As a lot of my writing is done "for the ear," I always read it aloud. I also enjoy listening to books read but am not sure I'd like a computer voice reading without emotion

JR's Thumbprints said...

I, too, like reading what I've written. First, it's all about the story. Second, it's how it sounds.

Charles Gramlich said...

Sage, interestingly from a writer's standpoint, having ones own work read without emotion helps point out some of the places where your prose and dialogue falls down, but for just listening pleasure I'd certainly rather have the emotion.

JR., yes, sound is so important to me. It's why I don't listen to music while I write. The music intereferes with the internal music of the piece.

Deka Black said...

And then, we have the Bored Nonsense Syndrome. Happens when a wordsmith is so bored, type random keys and make the device read them.

The results are variable and go from the funniest things you can hear to the most bizarre nonsense human mind can make.

Michelle's Spell said...

Really good tips, Charles! I'll try the listening thing . . . I don't have much of a commute, but I do listening to books at the gym. Helps with the pain/boredom thing.

jennifer said...

I found something I had written recently and was sort of pleased. It was pretty good (for me)!

Your Razorbacks are going to give me an ulcer. This is the most exciting game I've watched this year. I'll need a drink when this is over and I'm not a drinking woman! :)

Deka Black said...

I don't know where ask for this. So... What of this books of yours: Bitter Steel/Swords of Talera recommend to read first?

Charles Gramlich said...

Deka Black, Swords of Talera is a novel, and the first of a trilogy. It's sword and planet fiction and I'm very fond of it. Bitter steel is a collection of short stories. I think if you prefer novels, swords would be good. but if you want a taste of the range of my stuff, Bitter steel gives more a general idea.

Michelle, listening to stuff can be a distraction. Thus I'm listening to Danzig tonight.

jennifer, it was a pretty good game, but Mallett really showed his immaturity. He definitely does not deserve the Heisman.

Deka Black said...

Hmm Better Bitter Steel then. Knowing a bit of all your work is better, i believe.

Charles Gramlich said...

Deka, I hope you enjoy.

Deka Black said...

I let you know my impressions ;)

eric1313 said...

Sometimes I miss getting 50 or more responses, but I was also frazzled from keeping up with all the commenting individual's blogs and reading well enough to say something back aside from "nice writing" or "I agree". But it was good discipline during a time that I had very little of it.

Kate Sterling said...

What a great idea, Charles - I would have never thought of that. (Perhaps because I don't like listening to books on tape.) However, as a tool, I can see where it would be immensely helpful.

I don't get much out of reading my own works aloud, because I still make them sound as I hear them in my head, and so can't be objective.
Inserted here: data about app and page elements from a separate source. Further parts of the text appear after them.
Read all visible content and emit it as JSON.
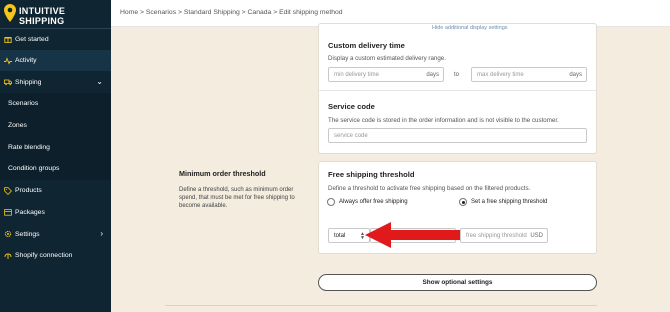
{
  "brand": {
    "line1": "INTUITIVE",
    "line2": "SHIPPING",
    "accent": "#f5c518"
  },
  "sidebar": {
    "items": [
      {
        "label": "Get started",
        "icon": "gift-icon"
      },
      {
        "label": "Activity",
        "icon": "activity-icon"
      },
      {
        "label": "Shipping",
        "icon": "truck-icon"
      },
      {
        "label": "Scenarios"
      },
      {
        "label": "Zones"
      },
      {
        "label": "Rate blending"
      },
      {
        "label": "Condition groups"
      },
      {
        "label": "Products",
        "icon": "tag-icon"
      },
      {
        "label": "Packages",
        "icon": "package-icon"
      },
      {
        "label": "Settings",
        "icon": "gear-icon"
      },
      {
        "label": "Shopify connection",
        "icon": "plug-icon"
      }
    ]
  },
  "breadcrumb": {
    "text": "Home > Scenarios > Standard Shipping > Canada > Edit shipping method"
  },
  "display_settings": {
    "hide_link": "Hide additional display settings"
  },
  "custom_delivery": {
    "title": "Custom delivery time",
    "desc": "Display a custom estimated delivery range.",
    "min_placeholder": "min delivery time",
    "min_suffix": "days",
    "to_label": "to",
    "max_placeholder": "max delivery time",
    "max_suffix": "days"
  },
  "service_code": {
    "title": "Service code",
    "desc": "The service code is stored in the order information and is not visible to the customer.",
    "placeholder": "service code"
  },
  "min_order": {
    "title": "Minimum order threshold",
    "desc": "Define a threshold, such as minimum order spend, that must be met for free shipping to become available."
  },
  "free_shipping": {
    "title": "Free shipping threshold",
    "desc": "Define a threshold to activate free shipping based on the filtered products.",
    "option_always": "Always offer free shipping",
    "option_set": "Set a free shipping threshold",
    "select_value": "total",
    "threshold_placeholder": "free shipping threshold",
    "currency": "USD"
  },
  "optional_button": "Show optional settings",
  "colors": {
    "sidebar_bg": "#0f2532",
    "page_bg": "#f3ecdf",
    "arrow": "#e0191b"
  }
}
But having a computer read it back might just be the ticket. :)

Thanks for sharing the tip. And I'm glad you were pleased by what you heard! I'd be terrified of mine. lol

Rick said...

Hello Charles. Been gone for a while, but I'll definitely try the audio version. I didn't even know til I read this that Kindle could read to us.

Charles Gramlich said...

Deka Black, thankee.

eric1313, i'm leaving my posts up 3 days these days so that's part of the reason certainly.

Kate Sterling, I've not listened to books on tape much either. With the kindle it makes it easy to listen to the whole thing without having to change CDs or anything.

Rick, glad you are doing ok, man. Had been wondering where you'd gotten off to.

Dayana Stockdale said...

Hey Charles! Great idea. Not having the inflection does sound really helpful. Sometimes--no often--I'll catch myself projecting what I want the book to be when I read aloud. My Mac has this thing where you can highlight text and the computer will read it. Sounds a little brutal to listen to the computer for so long, but I bet it'll help me catch a lot. Sounds like a good final draft to me!

Charles Gramlich said...

Dayana, I wonder if my pc can do any of that. I'll have to check it out. Would save time transferring to Kindle.

Greg Schwartz said...

That does sound like a good writing tool. Great idea!